So, the Penguin Trips were enjoyed by one and all. This limited narrative cannot fully convey the sense of wonder enjoyed by those who visited the penguin colonies. These photographs will hopefully give some impression of this unique and truly amazing experience.
During periods of harsh weather, a significant portion of leisure time can be spent indoors. Halley Base members can always be found involved in a variety of energetic, fun-packed, and quite frankly, bizarre pastimes. To describe but a few: Knitting and Dressmaking Workshops are run each Wednesday evening by the girls. Students regularly churn out lovely hats, scarfs and skirts for evening wear. There is also a weekly Salsa Dance Class organised with strict regime by the formidable Dame Vanessa O’Brien, a harsh taskmaster indeed … “Praaactise! Praaactise! Praaactise!” Still, we had the time of our lives. Yoga classes are particularly popular, especially with Gareth who finds the Lotus Position works wonders on his poor old back after a fun day digging tons of snow and manhauling vehicle batteries backwards and forwards! Earlier this month, I hosted a music quiz (with a fancy dress theme) which went down particularly well (even if I do say so myself!). Top prizes included a 24 Bottle Slab of Perrier Water, a 2 Litre Bottle of Cod Liver Oil, Boxes of Quality Streets and the Booby Prize – a bag of hard toffees (the ones that nobody seems to like!). Annoyingly, most of the aforementioned toffees found their way inside my work boots! Other nocturnal activities included Simon & Jeff’s Piggott Mobile Rave Services – for one night only. The latest club sounds emitted from a couple of ‘gas powered’ PAs driven by a vehicle battery and lots of superglue! Lighting courtesy of Steve “Lou Ferrigno” Clive.

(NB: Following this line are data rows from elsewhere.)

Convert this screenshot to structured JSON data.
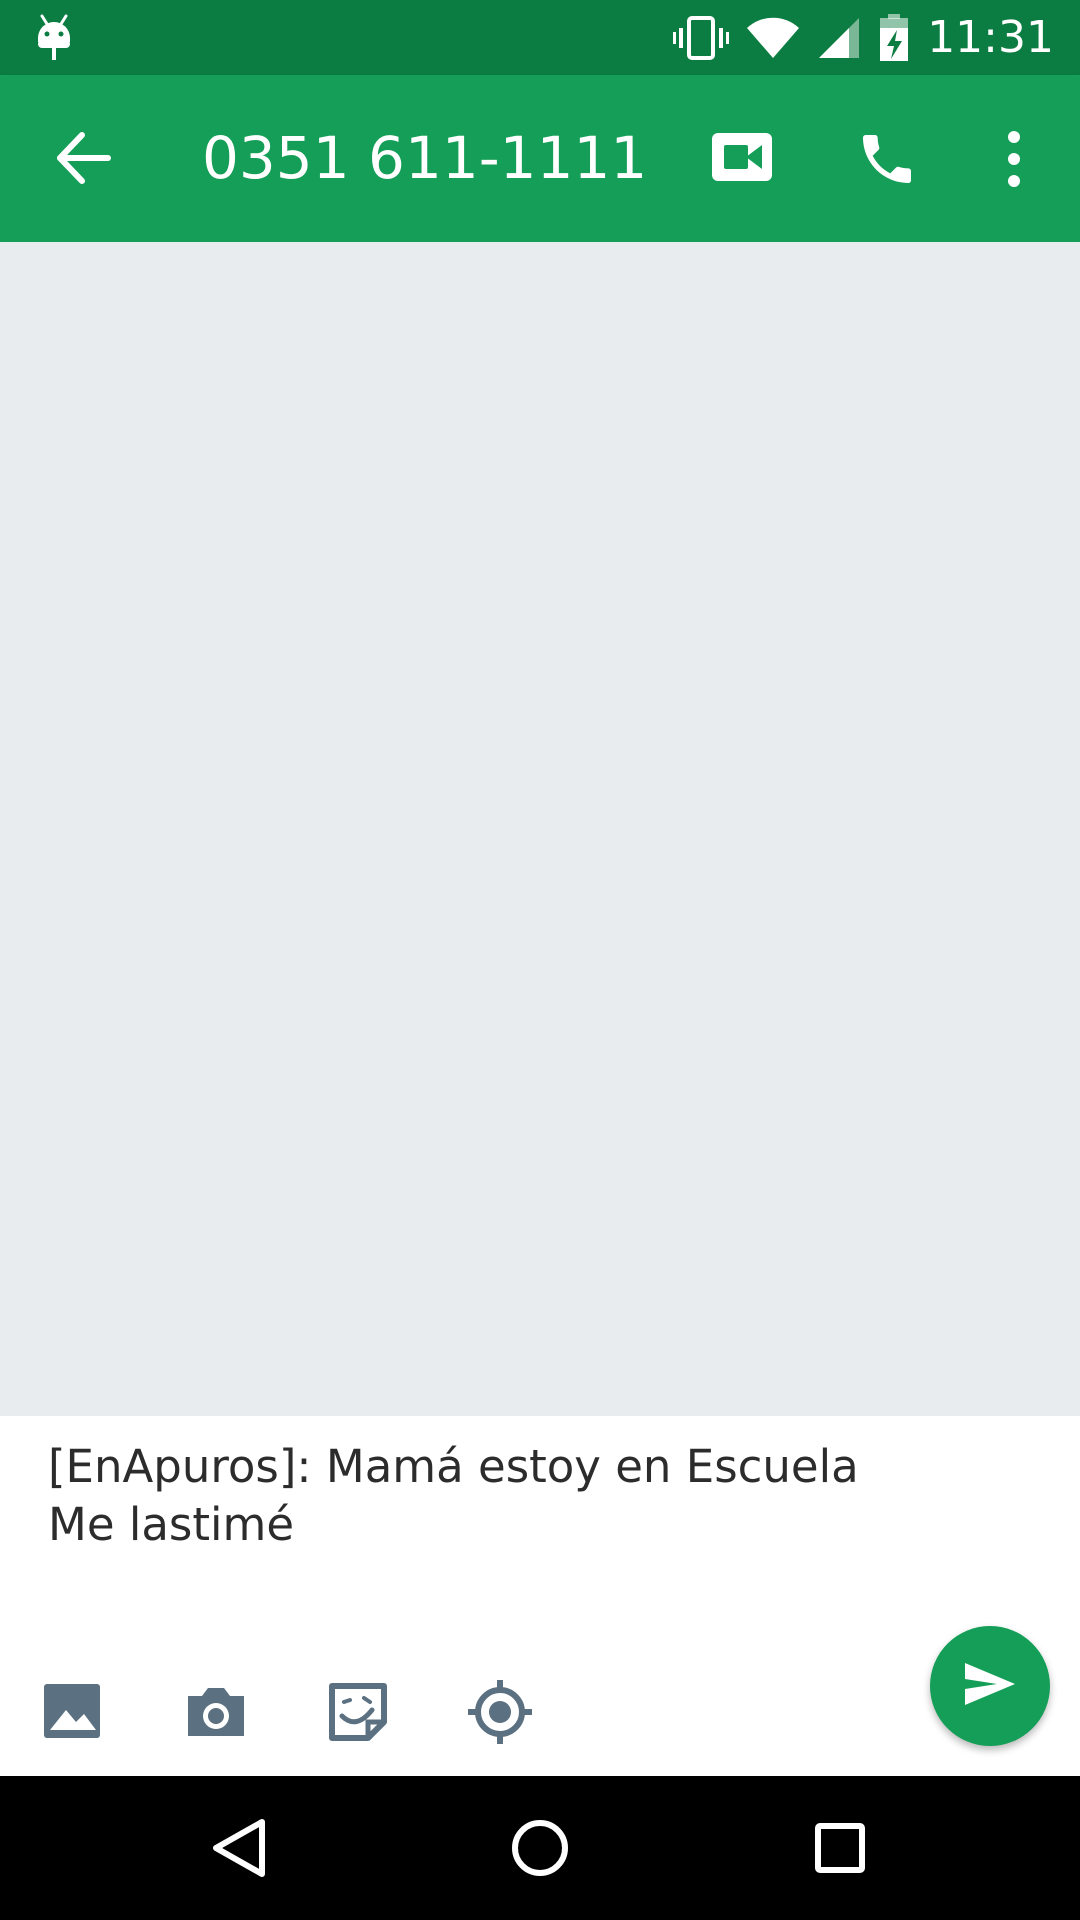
{
  "status_bar": {
    "time": "11:31",
    "icons": [
      "android-debug-icon",
      "vibrate-icon",
      "wifi-icon",
      "signal-icon",
      "battery-charging-icon"
    ],
    "background": "#0c7d42"
  },
  "app_bar": {
    "title": "0351 611-1111",
    "background": "#149e57",
    "icons": [
      "back-arrow-icon",
      "video-call-icon",
      "phone-icon",
      "more-vert-icon"
    ]
  },
  "conversation": {
    "background": "#e8ecef"
  },
  "compose": {
    "message_text": "[EnApuros]: Mamá estoy en Escuela Me lastimé",
    "attachments": [
      "gallery-icon",
      "camera-icon",
      "sticker-icon",
      "location-icon"
    ],
    "send_color": "#149e57"
  },
  "nav_bar": {
    "buttons": [
      "back-nav-icon",
      "home-nav-icon",
      "recents-nav-icon"
    ]
  }
}
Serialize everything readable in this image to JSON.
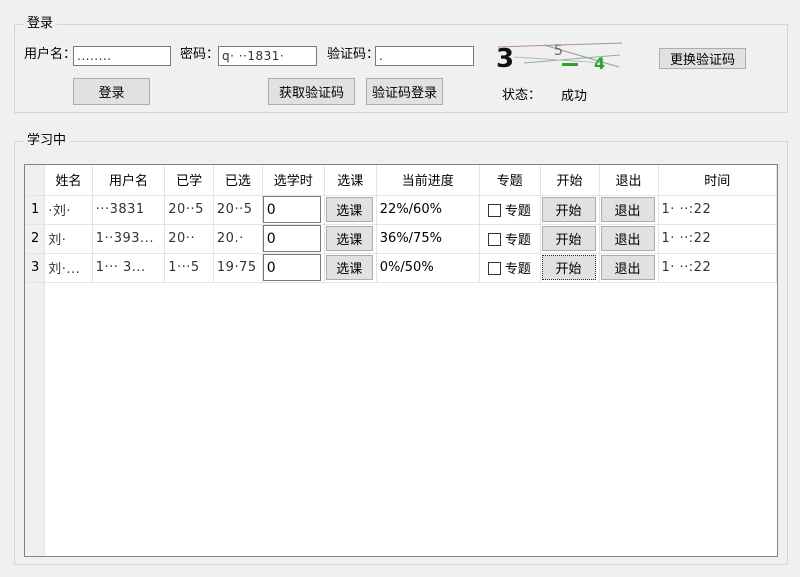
{
  "login": {
    "group_title": "登录",
    "username_label": "用户名：",
    "username_value": "........",
    "password_label": "密码：",
    "password_value": "q·  ··1831·",
    "captcha_label": "验证码：",
    "captcha_value": ".",
    "captcha_image_text": "3 5 4",
    "refresh_captcha_label": "更换验证码",
    "login_button_label": "登录",
    "get_code_label": "获取验证码",
    "code_login_label": "验证码登录",
    "status_label": "状态：",
    "status_value": "成功"
  },
  "study": {
    "group_title": "学习中",
    "columns": [
      "姓名",
      "用户名",
      "已学",
      "已选",
      "选学时",
      "选课",
      "当前进度",
      "专题",
      "开始",
      "退出",
      "时间"
    ],
    "rows": [
      {
        "index": "1",
        "name": "·刘·",
        "username": "···3831",
        "studied": "20··5",
        "selected": "20··5",
        "hours": "0",
        "select_label": "选课",
        "progress": "22%/60%",
        "topic_label": "专题",
        "start_label": "开始",
        "exit_label": "退出",
        "time": "1·  ··:22"
      },
      {
        "index": "2",
        "name": "刘·",
        "username": "1··393...",
        "studied": "20··",
        "selected": "20.·",
        "hours": "0",
        "select_label": "选课",
        "progress": "36%/75%",
        "topic_label": "专题",
        "start_label": "开始",
        "exit_label": "退出",
        "time": "1·  ··:22"
      },
      {
        "index": "3",
        "name": "刘·...",
        "username": "1··· 3...",
        "studied": "1···5",
        "selected": "19·75",
        "hours": "0",
        "select_label": "选课",
        "progress": "0%/50%",
        "topic_label": "专题",
        "start_label": "开始",
        "exit_label": "退出",
        "time": "1·  ··:22"
      }
    ]
  }
}
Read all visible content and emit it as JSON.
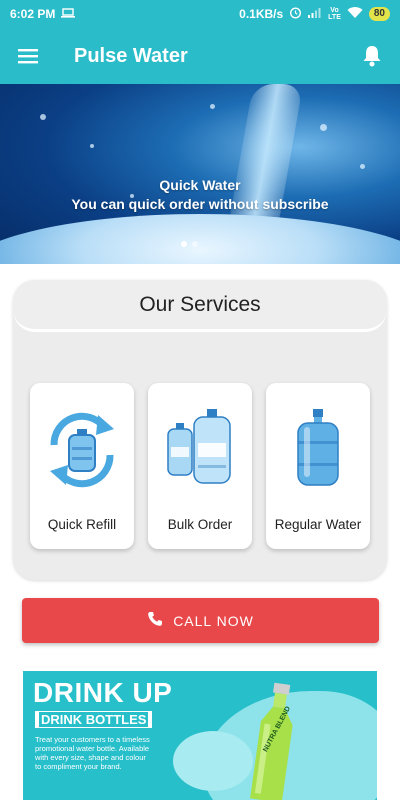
{
  "status": {
    "time": "6:02 PM",
    "speed": "0.1KB/s",
    "network": "Vo LTE",
    "network_top": "Vo",
    "network_bottom": "LTE",
    "battery": "80"
  },
  "app": {
    "title": "Pulse Water",
    "menu_icon": "hamburger-menu-icon",
    "bell_icon": "bell-icon"
  },
  "banner": {
    "title": "Quick Water",
    "subtitle": "You can quick order without subscribe",
    "slide_count": 2,
    "active_slide": 1
  },
  "services": {
    "title": "Our Services",
    "items": [
      {
        "label": "Quick Refill",
        "icon": "refill-cycle-icon"
      },
      {
        "label": "Bulk Order",
        "icon": "water-bottles-icon"
      },
      {
        "label": "Regular Water",
        "icon": "water-jug-icon"
      }
    ]
  },
  "call_button": {
    "label": "CALL NOW",
    "icon": "phone-icon",
    "color": "#e9484b"
  },
  "promo": {
    "title": "DRINK UP",
    "subtitle": "DRINK BOTTLES",
    "text": "Treat your customers to a timeless promotional water bottle. Available with every size, shape and colour to compliment your brand.",
    "bottle_brand": "NUTRA BLEND"
  },
  "colors": {
    "primary": "#2bbcc9",
    "accent_red": "#e9484b",
    "promo_bg": "#26bfca"
  }
}
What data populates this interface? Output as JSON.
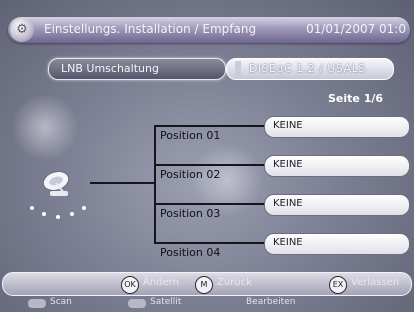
{
  "header": {
    "title": "Einstellungs. Installation / Empfang",
    "datetime": "01/01/2007 01:0",
    "icon": "settings-icon"
  },
  "lnb": {
    "label": "LNB Umschaltung",
    "value": "DiSEqC 1.2 / USALS"
  },
  "page": {
    "indicator": "Seite 1/6"
  },
  "positions": [
    {
      "label": "Position  01",
      "value": "KEINE"
    },
    {
      "label": "Position  02",
      "value": "KEINE"
    },
    {
      "label": "Position  03",
      "value": "KEINE"
    },
    {
      "label": "Position  04",
      "value": "KEINE"
    }
  ],
  "footer": {
    "keys": [
      {
        "icon": "ok-key-icon",
        "label": "Ändern"
      },
      {
        "icon": "menu-key-icon",
        "label": "Zurück"
      },
      {
        "icon": "exit-key-icon",
        "label": "Verlassen"
      }
    ],
    "color_buttons": [
      {
        "label": "Scan"
      },
      {
        "label": "Satellit"
      },
      {
        "label": "Bearbeiten"
      }
    ]
  },
  "colors": {
    "background": "#7d8094",
    "title_bar": "#9b95b6",
    "slot": "#ffffff",
    "line": "#15151c"
  }
}
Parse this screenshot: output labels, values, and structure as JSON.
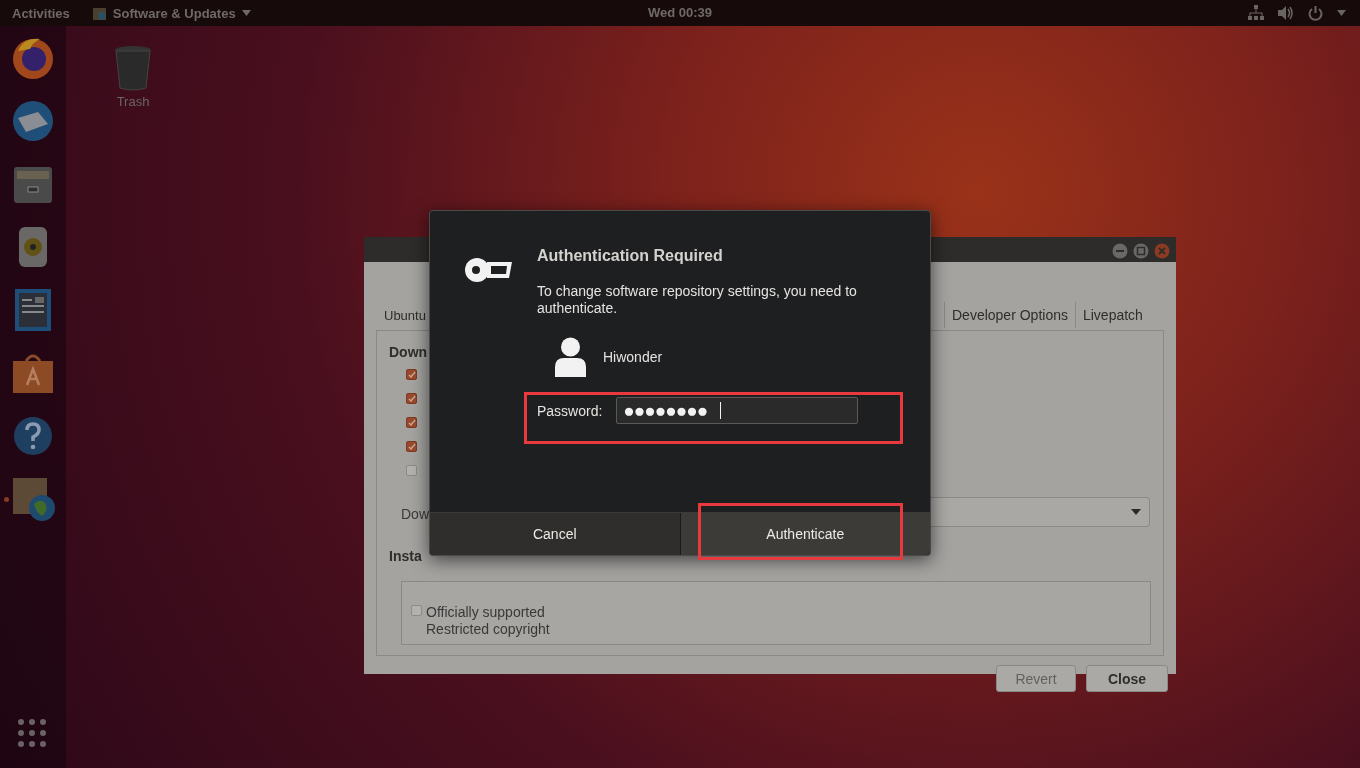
{
  "top_bar": {
    "activities": "Activities",
    "app_menu": "Software & Updates",
    "clock": "Wed 00:39"
  },
  "dock": {
    "items": [
      {
        "kind": "browser",
        "running": false
      },
      {
        "kind": "mail",
        "running": false
      },
      {
        "kind": "files",
        "running": false
      },
      {
        "kind": "music",
        "running": false
      },
      {
        "kind": "document",
        "running": false
      },
      {
        "kind": "store",
        "running": false
      },
      {
        "kind": "help",
        "running": false
      },
      {
        "kind": "updates",
        "running": true
      }
    ]
  },
  "desktop": {
    "icons": [
      {
        "label": "Trash"
      }
    ]
  },
  "window": {
    "tabs_left": [
      "Ubuntu"
    ],
    "tabs_right": [
      "Developer Options",
      "Livepatch"
    ],
    "section_downloadable": "Down",
    "sources": [
      {
        "checked": true
      },
      {
        "checked": true
      },
      {
        "checked": true
      },
      {
        "checked": true
      },
      {
        "checked": false
      }
    ],
    "download_from_label": "Dow",
    "section_install": "Insta",
    "install_option": {
      "checked": false,
      "lines": [
        "Officially supported",
        "Restricted copyright"
      ]
    },
    "buttons": [
      {
        "label": "Revert",
        "disabled": true
      },
      {
        "label": "Close",
        "disabled": false
      }
    ]
  },
  "dialog": {
    "title": "Authentication Required",
    "message": "To change software repository settings, you need to authenticate.",
    "user": "Hiwonder",
    "password_label": "Password:",
    "password_value": "●●●●●●●●",
    "buttons": [
      {
        "label": "Cancel",
        "highlighted": false
      },
      {
        "label": "Authenticate",
        "highlighted": true
      }
    ],
    "field_highlighted": true
  }
}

Big thanks go to all the participants of the annual “Halley’s Table Climbing Championships” The object of the exercise is to crawl over and under the complete length of a dining room table without making contact with the floor. Many brave (and downright foolhardy) souls attempted what appeared to be a pretty painful ordeal, however it was down to Bryn “Peter Parker” Jones, with his genetically enhanced spider abilities, to show everyone how it’s really done!
Well, that about wraps it up. I hope you’ve all enjoyed this brief glimpse of August life at Halley, please call again 🙂
Lots of love to Mum and Tony (don’t forget to trim that hedge brother dear!)
Tim … Drink more beer, you know it makes sense!
Hugs and Kisses to Sandra, Lucy and Angelina